Murray State University’s department of biological sciences, through the Jesse D. Jones College of Science, Engineering and Technology, recently received a $1.1 million grant from the National Science Foundation’s initiative, S-STEM (Scholarships in Science, Technology, Engineering and Mathematics). The grant is titled “Upper Delta Region Biodiversity Scholarship Program.”
Rooted in experiential learning for students, a majority of the grant will be used to support graduate and undergraduate students with stipends/scholarships and travel to research sites, professional meetings and a multi-day summer institute in biodiversity science and natural history collections management. Students will work in teams on biodiversity-related research projects in the upper delta region, which includes the greater Mississippi Valley from central Arkansas through southern Illinois, including western Kentucky.
Murray State’s department of biological sciences includes a herbarium with approximately 34,000 specimens, the oldest of which were collected in the late 19th century. The herbarium represents more than 200 plant families from 48 states and several foreign countries. The collection information serves as a valuable resource to researchers as well as the public.
The grant was awarded to Dr. Dayle Saar, professor of biology. Biology faculty Drs. Michael Flinn and Tim Spier will also serve as mentors on the grant.
“It is becoming more and more important to understand how the diversity of plants and animals evolves as a result of habitat loss, invasive species, and climate change. This project will provide opportunities for students in STEM sciences to utilize computer techniques to data mine the wealth of historic natural history information contained in university biocollections,” said Saar. “Coupled with their field work to collect current data and/or molecular analyses in the lab, students will be gaining valuable experience while generating a deeper understanding of natural history trends. This information will be vital to science if we are going to effectively manage and preserve native populations for future generations.”

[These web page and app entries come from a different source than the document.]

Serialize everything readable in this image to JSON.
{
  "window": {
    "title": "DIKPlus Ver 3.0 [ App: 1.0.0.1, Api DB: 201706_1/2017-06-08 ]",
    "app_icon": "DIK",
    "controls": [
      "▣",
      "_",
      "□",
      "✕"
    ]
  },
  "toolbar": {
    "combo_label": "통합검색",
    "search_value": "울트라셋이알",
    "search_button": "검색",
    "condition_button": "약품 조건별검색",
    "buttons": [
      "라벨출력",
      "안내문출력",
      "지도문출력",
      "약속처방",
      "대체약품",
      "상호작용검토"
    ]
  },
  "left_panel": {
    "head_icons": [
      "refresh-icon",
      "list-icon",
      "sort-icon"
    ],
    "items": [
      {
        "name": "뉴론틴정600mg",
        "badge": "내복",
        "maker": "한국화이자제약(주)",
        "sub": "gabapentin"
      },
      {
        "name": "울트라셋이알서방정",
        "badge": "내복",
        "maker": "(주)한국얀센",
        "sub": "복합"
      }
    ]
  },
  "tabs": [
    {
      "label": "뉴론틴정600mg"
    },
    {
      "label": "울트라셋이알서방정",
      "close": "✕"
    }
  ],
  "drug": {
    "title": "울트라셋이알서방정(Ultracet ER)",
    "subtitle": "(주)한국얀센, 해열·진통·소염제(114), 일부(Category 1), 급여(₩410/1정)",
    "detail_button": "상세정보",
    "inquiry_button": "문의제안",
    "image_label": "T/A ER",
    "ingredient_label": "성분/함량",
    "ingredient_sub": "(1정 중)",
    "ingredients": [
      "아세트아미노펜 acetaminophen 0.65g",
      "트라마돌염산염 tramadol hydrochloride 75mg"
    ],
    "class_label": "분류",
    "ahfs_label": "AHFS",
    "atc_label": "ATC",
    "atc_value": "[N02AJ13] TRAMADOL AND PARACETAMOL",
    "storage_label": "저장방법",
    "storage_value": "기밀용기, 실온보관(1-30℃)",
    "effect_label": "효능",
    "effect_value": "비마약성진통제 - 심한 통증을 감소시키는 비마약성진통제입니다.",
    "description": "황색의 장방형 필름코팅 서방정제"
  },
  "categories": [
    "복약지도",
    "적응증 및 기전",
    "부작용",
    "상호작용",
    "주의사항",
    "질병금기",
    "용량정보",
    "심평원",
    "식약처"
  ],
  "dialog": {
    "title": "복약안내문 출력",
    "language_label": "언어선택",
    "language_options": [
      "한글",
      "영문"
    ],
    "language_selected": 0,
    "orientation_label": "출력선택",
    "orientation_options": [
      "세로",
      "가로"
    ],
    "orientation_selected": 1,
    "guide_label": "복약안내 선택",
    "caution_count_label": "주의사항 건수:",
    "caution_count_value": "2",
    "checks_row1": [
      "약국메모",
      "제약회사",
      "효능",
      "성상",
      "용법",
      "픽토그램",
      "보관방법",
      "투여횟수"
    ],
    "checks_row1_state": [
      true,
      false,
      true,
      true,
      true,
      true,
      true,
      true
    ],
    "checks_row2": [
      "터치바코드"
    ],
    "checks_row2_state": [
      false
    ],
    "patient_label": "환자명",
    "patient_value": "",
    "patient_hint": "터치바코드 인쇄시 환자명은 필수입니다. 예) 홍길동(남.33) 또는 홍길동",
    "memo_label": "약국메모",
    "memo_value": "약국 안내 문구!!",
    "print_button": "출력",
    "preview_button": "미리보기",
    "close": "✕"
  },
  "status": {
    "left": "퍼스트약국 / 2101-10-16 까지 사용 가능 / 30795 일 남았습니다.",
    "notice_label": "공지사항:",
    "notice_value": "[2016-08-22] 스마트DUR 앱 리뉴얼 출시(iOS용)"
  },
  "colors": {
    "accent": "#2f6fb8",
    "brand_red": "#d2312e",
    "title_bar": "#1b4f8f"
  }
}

Earlier this year, Murray State received a $3.8 million grant, also from the National Science Foundation, to study toxic algae blooms.